SERB seeks to contribute to the aspirations of the Government of Bangladesh for achieving an integrated approach for emergency management at national, sub-national, and community levels. The main objective of the program is to strengthen the institutional and technical capacities of the partners, in preparedness for response and disaster resilience in Bangladesh. 

Conceptualization of HDSA tool

As part of the technical capacity building, ADPC conducted Hospital Risk Assessment (HRA) in 23 Public Hospitals and HERP in 16 Public Hospitals from October 2013 to September 2019. The HRA and HERP were conducted using the Hospitals Safety Index (HSI) introduced by World Health Organisation (WHO). After which, a dissemination workshop was conducted to discuss the HRA and HERP findings. Recommendations suggested contextualizing the tools as per the requirement of primary, secondary, and tertiary hospitals, as many indicators were missing for conducting HRA and HERP. This led to the development of the HDSA and HERP tools at Upazila/Primary level under the leadership and guidance of DGHS in consultations with the World Health Organisation (WHO), National Institute of Preventive and Social Medicine (NIPSOM), and different hospital management specialists. 

Conducting disaster safety assessments using the tools would result in a better understanding of the vulnerabilities in the health complex from a multitude of hazards and understanding the disaster risk that might disrupt the normal operations of the health facilities immediately after a disaster impact. The result of the assessment will facilitate the identification of priority areas where corrective action needs to be planned to enhance the preparedness and disaster resilience of the hospital.

Group discussion on testing the HDSA on different parameters.

The first day of the testing started with a brief introduction to SERB. Later, 21 participants from the health facility were divided into groups to test out the tools on various parameters. These key parameters were as follows: 

  1. Hazards affecting the safety 
  2. Structural Vulnerabilities 
  3. Non-structural Vulnerabilities 
  4. Hospital emergency and disaster management
Participants shared their feedback on the viability of the tools.

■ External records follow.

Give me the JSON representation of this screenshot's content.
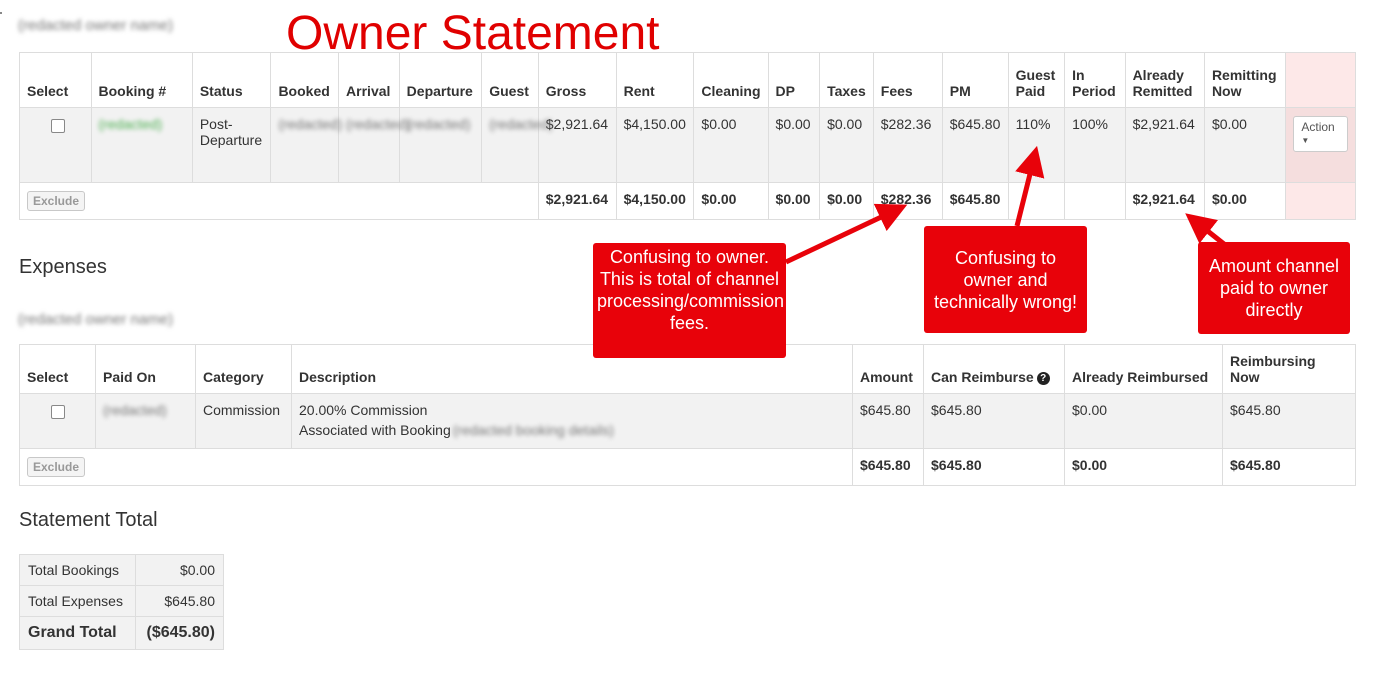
{
  "page_title": "Owner Statement",
  "owner_name": "(redacted owner name)",
  "bookings": {
    "headers": [
      "Select",
      "Booking #",
      "Status",
      "Booked",
      "Arrival",
      "Departure",
      "Guest",
      "Gross",
      "Rent",
      "Cleaning",
      "DP",
      "Taxes",
      "Fees",
      "PM",
      "Guest Paid",
      "In Period",
      "Already Remitted",
      "Remitting Now"
    ],
    "row": {
      "booking_number": "(redacted)",
      "status": "Post-Departure",
      "booked": "(redacted)",
      "arrival": "(redacted)",
      "departure": "(redacted)",
      "guest": "(redacted)",
      "gross": "$2,921.64",
      "rent": "$4,150.00",
      "cleaning": "$0.00",
      "dp": "$0.00",
      "taxes": "$0.00",
      "fees": "$282.36",
      "pm": "$645.80",
      "guest_paid": "110%",
      "in_period": "100%",
      "already_remitted": "$2,921.64",
      "remitting_now": "$0.00",
      "action_label": "Action"
    },
    "totals": {
      "exclude_label": "Exclude",
      "gross": "$2,921.64",
      "rent": "$4,150.00",
      "cleaning": "$0.00",
      "dp": "$0.00",
      "taxes": "$0.00",
      "fees": "$282.36",
      "pm": "$645.80",
      "already_remitted": "$2,921.64",
      "remitting_now": "$0.00"
    }
  },
  "expenses": {
    "heading": "Expenses",
    "subheading": "(redacted owner name)",
    "headers": [
      "Select",
      "Paid On",
      "Category",
      "Description",
      "Amount",
      "Can Reimburse",
      "Already Reimbursed",
      "Reimbursing Now"
    ],
    "help_icon": "question-circle-icon",
    "row": {
      "paid_on": "(redacted)",
      "category": "Commission",
      "description_line1": "20.00% Commission",
      "description_line2": "Associated with Booking",
      "description_redacted": "(redacted booking details)",
      "amount": "$645.80",
      "can_reimburse": "$645.80",
      "already_reimbursed": "$0.00",
      "reimbursing_now": "$645.80"
    },
    "totals": {
      "exclude_label": "Exclude",
      "amount": "$645.80",
      "can_reimburse": "$645.80",
      "already_reimbursed": "$0.00",
      "reimbursing_now": "$645.80"
    }
  },
  "statement_total": {
    "heading": "Statement Total",
    "rows": [
      {
        "label": "Total Bookings",
        "value": "$0.00"
      },
      {
        "label": "Total Expenses",
        "value": "$645.80"
      },
      {
        "label": "Grand Total",
        "value": "($645.80)"
      }
    ]
  },
  "annotations": {
    "color": "#e8020a",
    "fees_note": "Confusing to owner. This is total of channel processing/commission fees.",
    "guest_paid_note": "Confusing to owner and technically wrong!",
    "remitted_note": "Amount channel paid to owner directly"
  }
}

The assessment of the tools was carried forward to the second day of the exercise. This was followed by a discussion on the viability of these assessment mechanisms. After careful deliberation, the participants highlighted the need of establishing a Hospital Disaster Management Committee. Dr. Mahabubur Rahaman, a participant, highlighted the lack of technical opinion and added, “The assessment could have been better if technical people were involved.” Another participant, Dr. Shawon Mollik suggested developing a Bengali translation of the tools for better understandability. 

At the end of the session, Nur Begum, Senior Staff Nurse from the health complex, expressed her gratitude towards the instructors and ADPC. Golam Kabir, Consultant of HDSA, appreciated the participants and said, “I am very happy to see the active involvement from all the participants.”

Cover Photo by Freepik.